That said, protect yourself by changing names, occupations, and possonly even the authentic setting.

The relief you’ll feel at having “come clean” to the real person involved enables will enable you to live your truth, guilt-free.

Wait! You ARE guilt-free, right??






Setting Up Your Own Book Signing: Part 1


Let’s face it. As self-published authors, setting up our own book signings sucks! Of course we can hire a family member, college student, retired person, or an professional to do the job. But it’s a money thang, right? We don’t want to spend it! Instead, we thrust aside the next book we are itching to work on, and commit tedious hours per week to securing speaking gigs on our most recently published book.

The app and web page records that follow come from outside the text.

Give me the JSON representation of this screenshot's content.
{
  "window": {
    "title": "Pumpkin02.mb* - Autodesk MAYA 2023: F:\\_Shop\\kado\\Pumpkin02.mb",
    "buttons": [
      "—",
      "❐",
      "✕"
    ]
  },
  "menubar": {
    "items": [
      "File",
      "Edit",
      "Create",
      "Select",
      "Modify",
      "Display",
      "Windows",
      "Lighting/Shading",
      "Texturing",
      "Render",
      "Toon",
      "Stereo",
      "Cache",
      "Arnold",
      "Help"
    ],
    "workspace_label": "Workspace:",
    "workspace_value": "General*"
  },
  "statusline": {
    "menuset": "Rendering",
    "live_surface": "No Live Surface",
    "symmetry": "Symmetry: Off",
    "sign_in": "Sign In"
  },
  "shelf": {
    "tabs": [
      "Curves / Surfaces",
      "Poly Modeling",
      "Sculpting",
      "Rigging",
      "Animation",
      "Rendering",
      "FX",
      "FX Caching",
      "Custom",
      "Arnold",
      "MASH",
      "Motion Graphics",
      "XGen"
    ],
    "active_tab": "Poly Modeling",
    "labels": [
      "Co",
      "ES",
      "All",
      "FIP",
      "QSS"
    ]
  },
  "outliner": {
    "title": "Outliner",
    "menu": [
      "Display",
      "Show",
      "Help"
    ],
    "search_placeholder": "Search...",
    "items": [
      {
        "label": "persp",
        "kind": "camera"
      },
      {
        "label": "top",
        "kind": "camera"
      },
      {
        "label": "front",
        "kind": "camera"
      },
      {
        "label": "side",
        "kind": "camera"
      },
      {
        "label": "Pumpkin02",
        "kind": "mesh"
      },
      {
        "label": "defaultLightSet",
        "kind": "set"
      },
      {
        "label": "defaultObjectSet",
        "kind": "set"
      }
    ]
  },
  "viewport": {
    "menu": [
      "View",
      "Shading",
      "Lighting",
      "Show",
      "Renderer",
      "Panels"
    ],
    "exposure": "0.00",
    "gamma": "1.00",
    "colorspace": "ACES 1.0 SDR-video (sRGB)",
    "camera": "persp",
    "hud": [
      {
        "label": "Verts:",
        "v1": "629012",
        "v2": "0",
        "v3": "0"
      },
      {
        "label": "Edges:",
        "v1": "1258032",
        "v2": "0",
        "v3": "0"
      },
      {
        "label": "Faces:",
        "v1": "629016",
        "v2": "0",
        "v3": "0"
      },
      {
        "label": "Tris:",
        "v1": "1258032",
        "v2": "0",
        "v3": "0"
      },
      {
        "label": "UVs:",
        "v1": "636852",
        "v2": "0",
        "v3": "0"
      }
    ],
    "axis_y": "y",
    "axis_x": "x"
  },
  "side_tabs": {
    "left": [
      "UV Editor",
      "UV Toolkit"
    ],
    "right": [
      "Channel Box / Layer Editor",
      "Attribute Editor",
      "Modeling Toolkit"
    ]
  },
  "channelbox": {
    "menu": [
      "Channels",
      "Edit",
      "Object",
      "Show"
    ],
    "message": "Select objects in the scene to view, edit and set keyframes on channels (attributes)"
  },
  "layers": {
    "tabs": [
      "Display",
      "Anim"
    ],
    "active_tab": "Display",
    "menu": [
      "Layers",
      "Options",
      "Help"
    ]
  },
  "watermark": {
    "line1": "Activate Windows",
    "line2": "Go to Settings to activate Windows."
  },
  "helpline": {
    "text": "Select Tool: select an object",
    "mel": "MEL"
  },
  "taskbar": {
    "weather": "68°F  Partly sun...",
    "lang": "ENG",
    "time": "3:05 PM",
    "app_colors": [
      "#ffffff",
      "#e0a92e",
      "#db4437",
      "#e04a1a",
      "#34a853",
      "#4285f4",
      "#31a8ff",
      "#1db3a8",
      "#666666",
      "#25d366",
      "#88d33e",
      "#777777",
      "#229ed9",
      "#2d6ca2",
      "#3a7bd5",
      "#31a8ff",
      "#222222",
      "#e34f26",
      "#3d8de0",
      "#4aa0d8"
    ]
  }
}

We force ourselves to sound bright and cheerful on the phone as we pitch our book signing events, via phone and email, to dozens of book stores, organizations, associations, fancy restaurants and bars, religious sites, retirement villages, conferences, and arts & crafts fairs. (How’s that for the longest run-on sentence in history? Not!)

Of course we’ve kept an Excel sheet or notebook on who we spoke to (the manager or event coordinator’s contact information), name and address of venue (book store, etc.), and dates we contacted them (including their feedback).

Way to go! We’ve landed four gigs over the next three months, which we’ve dutifully written down and yellow-highlighted in our monthly calendars. Our phone calendars are a nice back-up, but printing our  view our upcoming gigs on a nice big calendar pad!

Now we have to get the word out. Even the most extroverted of us find it scary as hell to market our own wares. Stay tuned for Part 2….


Sleuthfest 2019 Killed It!


Both published and unpublished writers need to sharpen their skills. This writing craft manna falls from heaven. Oops! Wrong manna! Annual writer’s conferences like Sleuthfest last March in Boca Raton, Florida breathe fresh knowledge and inspiration into those of us toiling in solitude at our computers.

There is nothing as affirming for a budding or published author as networking with other authors of varying skill levels at meals, workshops, auctions, or late night bar! The ability to rub shoulders with well known and soon to be well known authors is priceless.

Over a 3 1/2 day span, each writer had an opportunity to choose 8 of 27 writers craft sessions ranging in topic from: cozy mystery, urban crime, conflict development, plotting, character development, setting, editing mistakes, private detectives, forensics, self-publishing v. traditional publishing, marketing and publicity. Agent/Editor panels were an added plus.

Yet another benefit of Sleuthfest was having an opportunity to develop, refine, and deliver an “elevator speech” to pitch to on-site agents and editors. Many authors have been “discovered” through attending writers conferences such as Sleuthfest. Who knows? You might be next!!

Smashing the Autism Castle!


Smashing Castles can be tedious work, especially when autism IS the castle! Pick up a library or book store copy of my first narrative non-fiction Smashing Castles; how a young autistic woman discovers her authentic self! In my first narrative non-fiction book, I share my 18 month experiences of life-coaching 26-year-old Akira Stone and taking her from basic self-grooming to speaking in front of Toastmasters, Intl., all with God’s Help!!

Strangest thing of all? Although I have a Master’s degree in Special Education and taught/tutored for several years, Akira was my first life-coaching student. I felt guilty for not sharing this fact with her and her family, but not quite guilty enough to spill the beans! Thankfully, this story has a happy ending! BTW, let me know if you would like to name a character in one of my upcoming novels!